Diabetes testing

Anyone who has symptoms of insulin resistance or diabetes should be tested for the disease. Some people will not have any symptoms but may have risk factors for diabetes and need to be tested. Testing allows you to change your diet and take out processed sugar laden food. You are more likely to have pre-diabetes or develop type 2 diabetes if you

  • Are overweight or obese (particularly if you have a beer belly or visceral fat).
  • Are "skinny fat" (skinny with no muscle definition or a bigger gut)
  • Are aged 40 or older.
  • Feel tired all the time.
  • Feel hungry after eating.
  • Have blurry vision
  • Have a family history of diabetes.
  • Have high blood pressure.
  • Have a low level of HDL (good) cholesterol, or a high level of triglycerides
  • Have a history of gestational diabetes or gave birth to a baby weighing 9 pounds or more.
  • Are not physically active.
  • Have a history of heart disease or stroke.
  • Have depression or high levels of cortisol.

A1C Test

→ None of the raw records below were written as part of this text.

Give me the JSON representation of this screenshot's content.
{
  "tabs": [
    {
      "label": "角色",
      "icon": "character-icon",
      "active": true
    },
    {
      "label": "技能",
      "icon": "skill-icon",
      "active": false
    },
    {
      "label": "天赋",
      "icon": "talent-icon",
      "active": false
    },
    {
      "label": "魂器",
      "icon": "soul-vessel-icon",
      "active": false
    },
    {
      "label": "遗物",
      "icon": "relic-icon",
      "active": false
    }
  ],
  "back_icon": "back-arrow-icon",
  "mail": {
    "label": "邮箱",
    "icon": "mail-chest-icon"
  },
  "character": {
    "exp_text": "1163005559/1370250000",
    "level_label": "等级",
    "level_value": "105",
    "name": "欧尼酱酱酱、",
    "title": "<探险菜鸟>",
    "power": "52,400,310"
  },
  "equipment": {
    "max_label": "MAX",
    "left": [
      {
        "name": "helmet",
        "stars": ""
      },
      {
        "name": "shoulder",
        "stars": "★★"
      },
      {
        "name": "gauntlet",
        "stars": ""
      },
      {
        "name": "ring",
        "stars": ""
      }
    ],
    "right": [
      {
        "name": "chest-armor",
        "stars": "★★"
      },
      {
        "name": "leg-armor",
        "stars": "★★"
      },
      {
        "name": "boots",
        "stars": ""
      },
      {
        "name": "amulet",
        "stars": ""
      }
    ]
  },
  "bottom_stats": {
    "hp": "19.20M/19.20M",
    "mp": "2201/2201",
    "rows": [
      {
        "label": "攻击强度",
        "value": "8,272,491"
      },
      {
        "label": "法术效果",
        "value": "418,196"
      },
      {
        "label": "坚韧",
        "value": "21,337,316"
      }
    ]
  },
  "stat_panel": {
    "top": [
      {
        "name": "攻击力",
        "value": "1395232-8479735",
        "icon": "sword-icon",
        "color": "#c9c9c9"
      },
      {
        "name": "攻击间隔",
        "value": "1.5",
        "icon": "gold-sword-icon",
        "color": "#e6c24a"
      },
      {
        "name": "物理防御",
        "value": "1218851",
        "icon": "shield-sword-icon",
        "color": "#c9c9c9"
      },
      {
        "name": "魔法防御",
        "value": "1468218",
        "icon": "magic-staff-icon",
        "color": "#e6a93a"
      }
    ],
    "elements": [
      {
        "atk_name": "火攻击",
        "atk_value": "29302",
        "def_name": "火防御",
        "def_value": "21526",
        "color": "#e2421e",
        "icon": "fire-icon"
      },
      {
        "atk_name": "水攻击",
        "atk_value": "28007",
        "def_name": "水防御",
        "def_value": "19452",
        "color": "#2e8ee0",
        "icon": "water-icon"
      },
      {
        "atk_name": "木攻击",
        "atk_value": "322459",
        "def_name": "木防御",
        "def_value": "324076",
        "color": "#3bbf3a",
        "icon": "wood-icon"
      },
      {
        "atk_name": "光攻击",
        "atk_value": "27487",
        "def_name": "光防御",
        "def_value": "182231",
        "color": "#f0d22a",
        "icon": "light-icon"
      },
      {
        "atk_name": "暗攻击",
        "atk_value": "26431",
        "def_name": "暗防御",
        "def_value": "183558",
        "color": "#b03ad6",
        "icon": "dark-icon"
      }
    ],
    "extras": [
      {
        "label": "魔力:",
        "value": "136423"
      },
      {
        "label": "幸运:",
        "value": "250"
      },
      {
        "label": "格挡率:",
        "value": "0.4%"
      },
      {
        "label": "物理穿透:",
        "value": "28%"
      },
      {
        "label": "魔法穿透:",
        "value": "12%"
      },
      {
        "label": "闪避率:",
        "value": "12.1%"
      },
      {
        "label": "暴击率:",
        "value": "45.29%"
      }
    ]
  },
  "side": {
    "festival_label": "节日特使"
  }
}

The A1C test measures your average blood glucose for the past 2 to 3 months. The advantages of being diagnosed this way are that you don't have to fast or drink anything. The A1C test is based on the attachment of glucose to hemoglobin, the protein in red blood cells that carries oxygen. In the body, red blood cells are constantly forming and dying, but typically they live for about 3 months. Thus, the A1C test reflects the average of a person’s blood glucose levels over the past 3 months. The A1C test result is reported as a percentage. The higher the percentage, the higher a person’s blood glucose levels have been. A normal A1C level is below 5.7 percent.

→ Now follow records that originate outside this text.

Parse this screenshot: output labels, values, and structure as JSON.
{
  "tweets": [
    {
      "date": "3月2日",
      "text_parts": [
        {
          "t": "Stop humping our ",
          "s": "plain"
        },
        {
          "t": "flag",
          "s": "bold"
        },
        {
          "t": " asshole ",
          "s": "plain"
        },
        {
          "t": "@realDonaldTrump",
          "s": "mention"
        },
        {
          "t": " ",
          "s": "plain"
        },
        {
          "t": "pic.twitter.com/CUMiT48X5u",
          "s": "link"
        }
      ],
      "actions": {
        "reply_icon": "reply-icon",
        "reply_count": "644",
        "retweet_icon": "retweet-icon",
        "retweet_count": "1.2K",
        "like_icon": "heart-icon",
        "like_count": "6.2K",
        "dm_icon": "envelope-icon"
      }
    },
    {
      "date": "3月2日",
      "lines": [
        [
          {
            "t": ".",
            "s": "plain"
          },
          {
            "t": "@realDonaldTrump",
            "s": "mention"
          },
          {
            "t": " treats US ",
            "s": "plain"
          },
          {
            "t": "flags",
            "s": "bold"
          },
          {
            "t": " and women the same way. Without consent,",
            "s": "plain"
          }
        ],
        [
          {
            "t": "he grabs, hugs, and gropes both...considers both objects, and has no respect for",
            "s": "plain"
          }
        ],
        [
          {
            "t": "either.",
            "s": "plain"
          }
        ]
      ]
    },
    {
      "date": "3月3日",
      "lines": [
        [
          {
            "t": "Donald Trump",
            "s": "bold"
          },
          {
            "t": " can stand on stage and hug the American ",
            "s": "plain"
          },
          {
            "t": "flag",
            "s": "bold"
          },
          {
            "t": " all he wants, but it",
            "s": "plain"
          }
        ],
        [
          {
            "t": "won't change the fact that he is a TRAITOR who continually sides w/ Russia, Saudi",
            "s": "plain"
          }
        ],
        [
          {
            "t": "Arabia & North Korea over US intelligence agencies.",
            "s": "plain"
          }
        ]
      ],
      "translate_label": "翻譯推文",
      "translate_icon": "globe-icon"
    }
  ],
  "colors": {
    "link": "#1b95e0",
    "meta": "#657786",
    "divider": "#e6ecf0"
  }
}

  • Diabetes is diagnosed at an A1C of greater than or equal to 6.5%
  • Normal is less than 5.7%.
  • Prediabetes is 5.7% to 6.4%

Fasting Blood Glucose Test

Fasting blood sugar tests involve drawing blood after you have not eaten overnight, usually for 8-12 hours. Results less than 100 mg/dL are normal. Results between 100 to 125 mg/dL are considered prediabetes. Results equal to or greater than 126 mg/dL after two tests are considered diagnostic for diabetes.

What if the test results are bad?

If the tests shows pre-diabetes exists then don't panic. Diabetes is a dietary disease that should be treated by a good diet rather than drugs. The bad news is that your body has adapted to burn sugars, the good news is that this is easily reversed. When you eat sugars all day you quickly become hungry again and want to eat more carbs. Your body has loads of fat that it does not want to burn (in fact it cannot burn fat due to insulin). Here's what you need to do......

  • Immediately ditch processed foods with hidden sugars and switch to real foods that promote hormonal health and have lots of micro-nutrients. You need to take a QUALITY based approach rather than a QUANTITY approach.
  • Men should get a testosterone & estradiol test and switch to a testosterone boosting diet.
  • Look at our heart disease page and assess your risk of heart problems.
  • Don't start counting calories. Low calorie diets are bad and don't work.
  • Do a HIIT exercise routine every day. It is easy to do and doesn't mean you restrict food intake.
  • Buy some quality scales and start monitoring your weight and BMI. If you don't lose weight you may be adding muscle and losing fat (Muscle weighs 1.1KG/litre and fat weights 0.9KG/litre) through exercise.
  • Take some body measurements (waist, gut, neck, thighs, calves etc).
  • Start intermittent fasting.
  • Look at your alcohol intake (switch drinks and reduce consumption).
  • Reduce stress by doing breathing exercises and avoiding (or confronting!) stressful things from your life.

Do this for 1 month and re-test for diabetes, you will be shocked at the great results. It is very important to not fall back into your bad old ways. Keep getting educated about food, exercise and lifestyle. 

If the results show diabetes then you should talk to your doctor about your options and take a full screening health check. But you should also do all the above points (with greater intensity). Type 2 diabetes can be reversed.